Because most philosophies that frown on reproduction don't survive.

Wednesday, April 04, 2007

The First Cities

I've been spending a little spare time recently reading about the first large settlements, just as agriculture was starting to be used in the Fertile Crescent, Egypt and Anatolia. Perhaps the most interesting site in this regard is Çatalhöyük in modern day Turkey. The primary site was inhabited from about 7,400 to 6,000 BC, and a smaller secondary site was inhabited from 6,000 to 5,7000 BC.

Çatalhöyük's population averaged about 6,000 people at a given time, which is very small compared to modern towns, but for a mid neolithic settlement (at a time when most other settlements discovered numbered just a few hundred inhabitants) it is huge.

Despite the settlement's size, the nature of the buildings suggests a fairly fragmented society, with the extended family as the most important social unit. There are no public buildings (fortifications, temples, palaces, granaries) and most houses are basically the same size. Although houses (built of mud brick, plaster and timber) were built incredibly close together (sometimes only inches apart) they do not share walls, all buildings are free standing.

Houses were windowless and doorless, with access through a hole in the ceiling and a ladder. Since the settlement had no streets (the spaces between the houses were used for dumping rubbish) people must have got about by walking from roof to roof.

Members of the family were carefully buried under the floors of their houses, and when a house became old, it was disassembled until the walls stood 3-4 feet high, carefully filled with brick, rubble and dirt, and then used as the foundation to build a new house directly on top of it. This successive building eventually created a mount on which the settlement stood, with more than a dozen layers of successive building in many areas.

The inhabitants appear to have lived off a mixture of agriculture, domesticated animals, wild animals, and wild grains and vegetables -- suggesting that Çatalhöyük dates from a period when the transition to agriculture was still ongoing.

Natural History Magazine
Science Magazine


John Farrell said...

Fascinating post. And to think this was several thousand years before what we call the 'ancient' Greeks.

Michael Balter said...

If you want to read more about Catalhoyuk, check out the book The Goddess and the Bull which gives the entire history of the site and the people who have dug there, plus the most important findings.
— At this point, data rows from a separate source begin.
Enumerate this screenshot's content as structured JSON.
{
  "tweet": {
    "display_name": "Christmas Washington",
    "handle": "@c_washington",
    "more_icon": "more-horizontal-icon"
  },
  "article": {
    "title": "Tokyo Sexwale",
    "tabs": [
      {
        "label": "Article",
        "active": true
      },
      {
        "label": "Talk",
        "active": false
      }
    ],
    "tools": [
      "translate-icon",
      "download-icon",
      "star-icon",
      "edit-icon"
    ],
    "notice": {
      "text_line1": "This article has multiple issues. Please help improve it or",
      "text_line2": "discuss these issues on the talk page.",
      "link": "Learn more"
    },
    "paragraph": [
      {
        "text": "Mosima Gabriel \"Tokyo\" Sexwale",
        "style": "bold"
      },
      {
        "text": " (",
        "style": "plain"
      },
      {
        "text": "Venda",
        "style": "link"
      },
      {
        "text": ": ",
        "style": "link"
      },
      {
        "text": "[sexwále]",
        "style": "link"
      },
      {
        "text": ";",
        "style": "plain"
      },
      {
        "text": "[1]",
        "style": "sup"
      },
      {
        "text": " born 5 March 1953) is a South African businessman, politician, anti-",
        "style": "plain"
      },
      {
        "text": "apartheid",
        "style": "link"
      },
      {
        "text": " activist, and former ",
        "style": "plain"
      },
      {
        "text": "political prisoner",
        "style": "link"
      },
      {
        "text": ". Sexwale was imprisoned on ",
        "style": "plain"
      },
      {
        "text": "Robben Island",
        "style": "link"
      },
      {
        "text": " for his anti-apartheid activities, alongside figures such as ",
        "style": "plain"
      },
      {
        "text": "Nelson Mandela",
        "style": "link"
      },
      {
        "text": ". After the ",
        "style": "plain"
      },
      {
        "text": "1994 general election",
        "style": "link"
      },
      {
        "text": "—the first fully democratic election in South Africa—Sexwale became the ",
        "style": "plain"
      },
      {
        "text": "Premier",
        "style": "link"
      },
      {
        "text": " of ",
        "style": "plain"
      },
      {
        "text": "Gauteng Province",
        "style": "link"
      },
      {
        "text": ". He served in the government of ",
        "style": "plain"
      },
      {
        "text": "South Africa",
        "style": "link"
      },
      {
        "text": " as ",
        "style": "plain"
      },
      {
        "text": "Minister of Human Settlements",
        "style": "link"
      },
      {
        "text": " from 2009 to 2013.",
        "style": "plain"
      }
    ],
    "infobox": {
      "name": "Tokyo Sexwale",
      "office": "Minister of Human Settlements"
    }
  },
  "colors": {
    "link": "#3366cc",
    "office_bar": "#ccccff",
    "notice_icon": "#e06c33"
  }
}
best, Michael Balter

Darwin said...


Thanks so much for coming by! I have your book and also Ian Hodder's Leopard's Tale on my Amazon shopping list.